Thursday, July 12, 2007

The Brits want their NHS back.

This article in The Guardian had me worried at first:
The NHS is on the brink of collapse and cannot be saved unless Gordon Brown intervenes when he becomes prime minister to give doctors the authority to organise a recovery, the leader of Britain's 33,000 hospital consultants will claim today.


Oh dear. I've been trumpeting the merits of both socialized medicine and "socialized medicine" for some time now. The UK health care system on the brink of collapse?! Say it ain't so! They drag out the suspense with the following paragraph [I'd like to point out that bit about best piece of social capital].
Jonathan Fielden, chairman of the British Medical Association's consultants committee, will tell Mr Brown: "Political meddling has brought the NHS to its knees. Unshackle the profession, give us back the health service, and we will rebuild it. Fail to do so and you will rightly be condemned for destroying the best piece of social capital the country has ever had."

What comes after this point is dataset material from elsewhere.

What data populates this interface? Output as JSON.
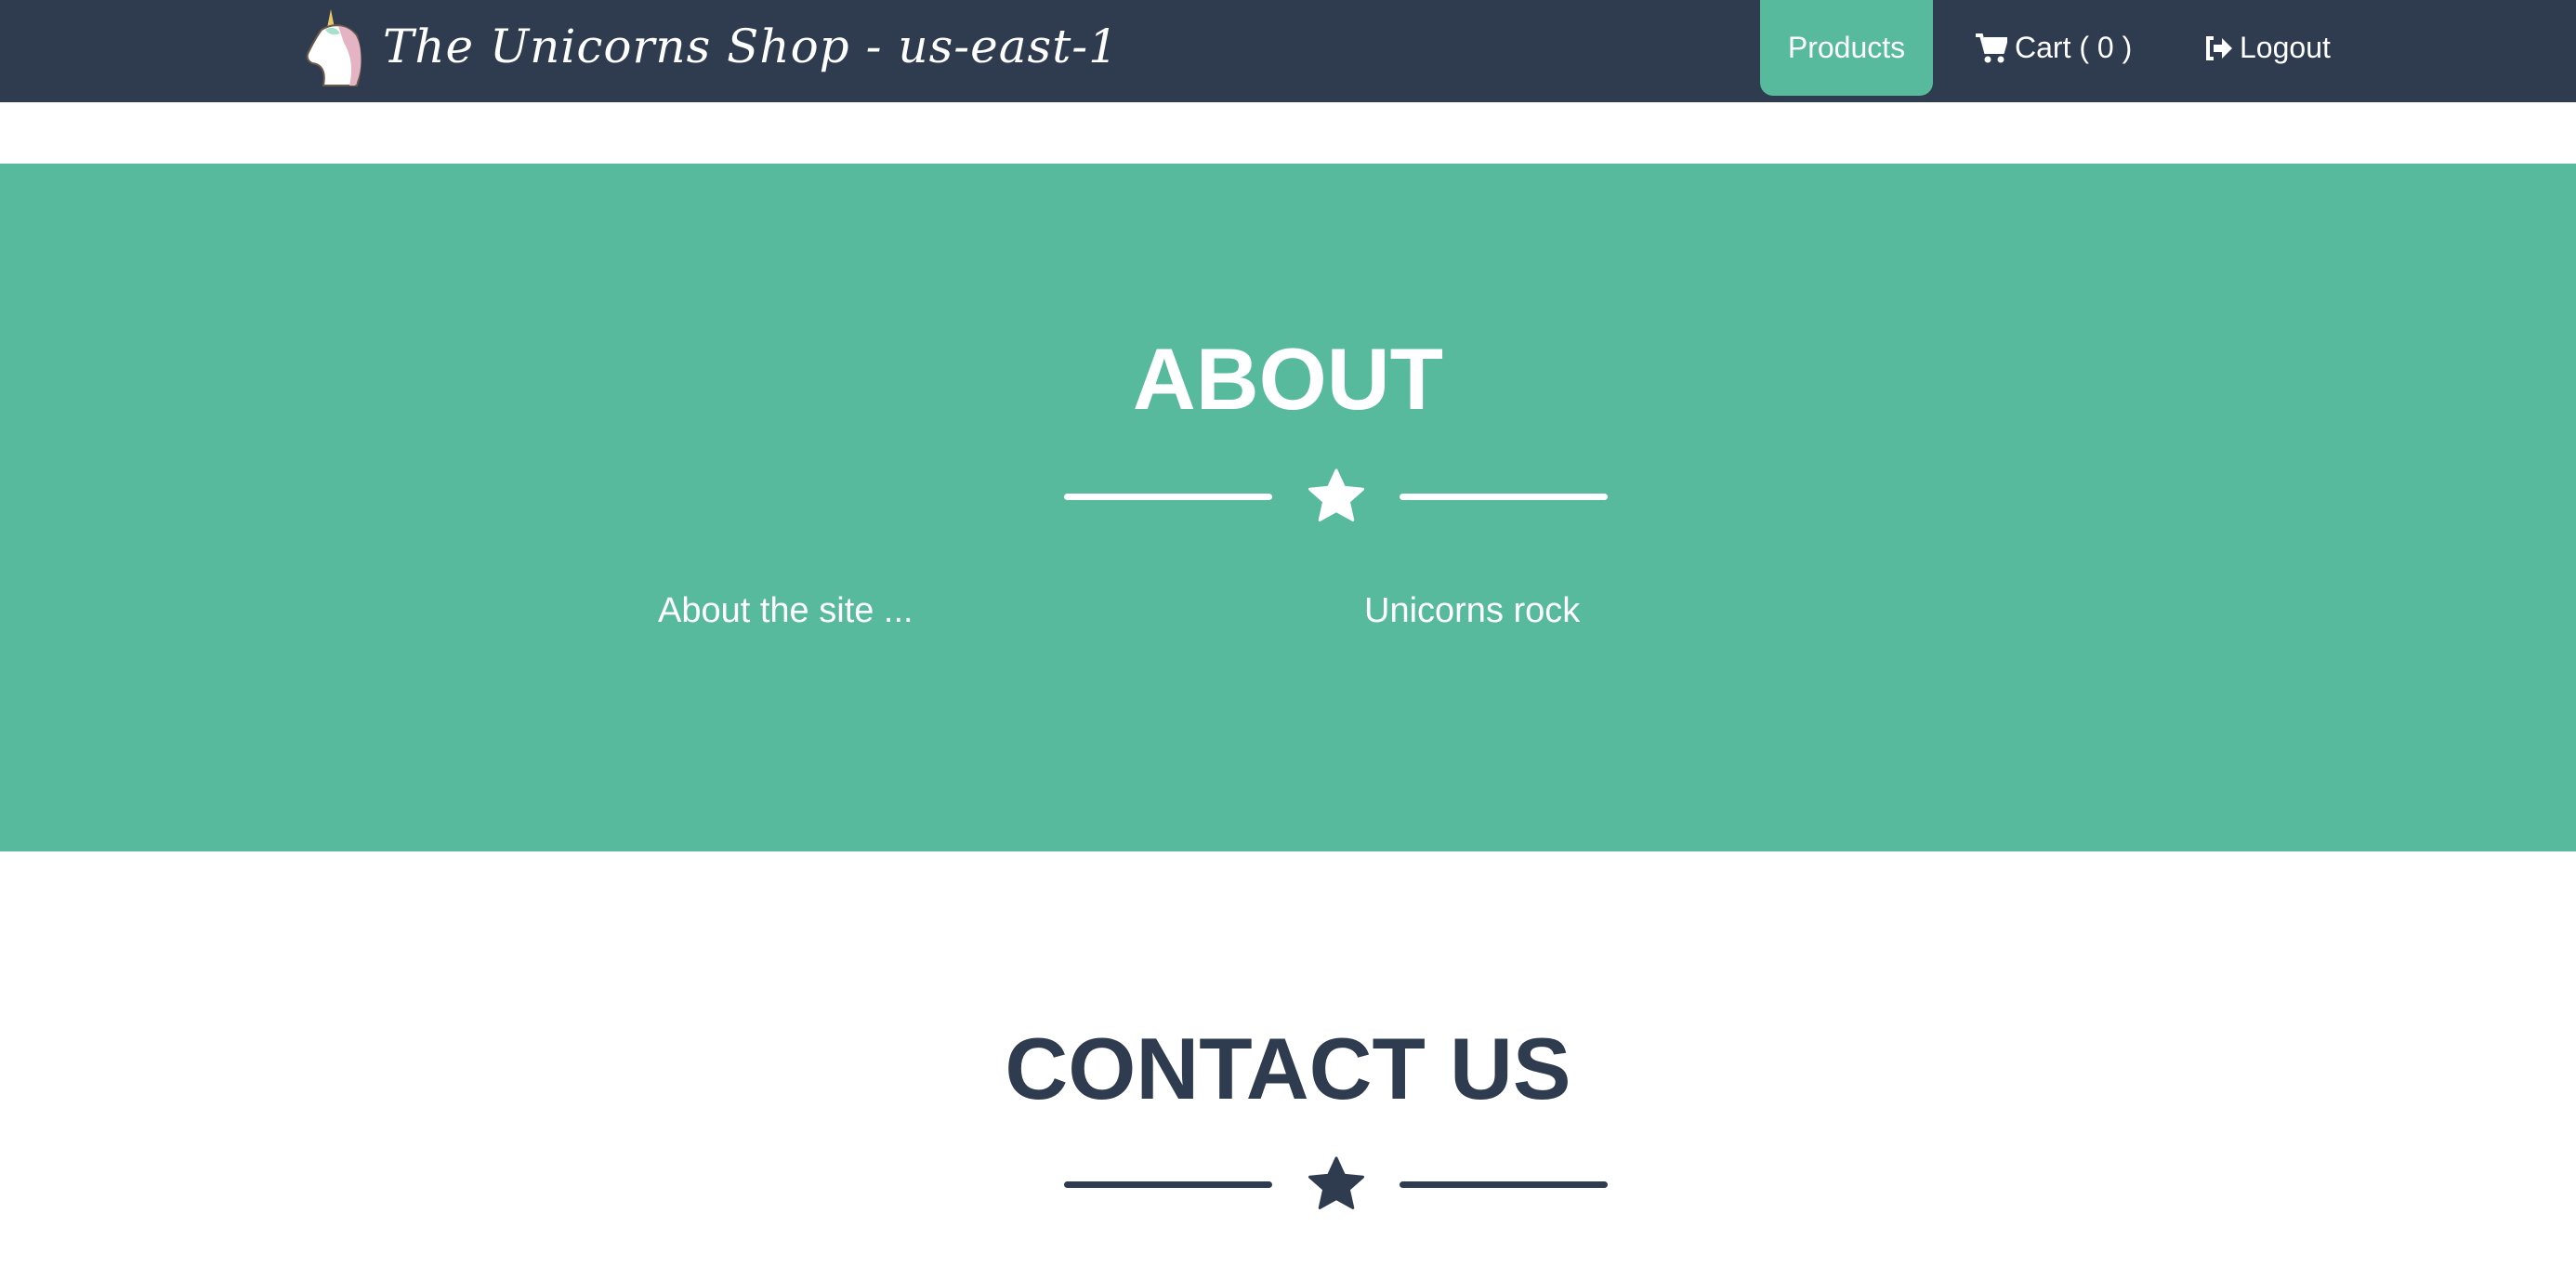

If you've seen some of the reports and tables and graphs I've linked to here in this blog, you may have noticed that the UK doesn't spend a whole lot of money per person on health care. One could easily be misled into thinking it's because they don't have a whole lot of money to spend on health care. Not so, apparently:
Dr Fielden will make his plea as Patricia Hewitt, the health secretary, announces the NHS's financial results for the year to March. She is expected to confirm a report in the Guardian last week that it made a surplus of about £500m.


Finally! Down at the very end of the article, comes this quote:
"The excessive use of private firms to provide NHS services has been costly, disruptive and has fragmented care. The independent sector should only be used where the NHS needs it, not thrust into its midst like a carelessly placed hand grenade.

....

"We will not stand by and see the Trojan horse of the independent sector rolled in to take over the health service from within."

2 comments:

Bryan said...

Ah, yes, the wonders of "privatization." We all know how well that has worked - which is to say, it has never worked and is always more expensive when a government service has been privatized.

How the new US Postal Service working out? Notice how many rate increases they've had as compared to the old Post Office.

hipparchia said...

there's a postal service?! who knew?

privatization sucks. the more i get into this stuff, the madder i get, alternating between anger at being taken and despair that i didn't figure out how to do some of my own profiteering from bilking the taxpayers.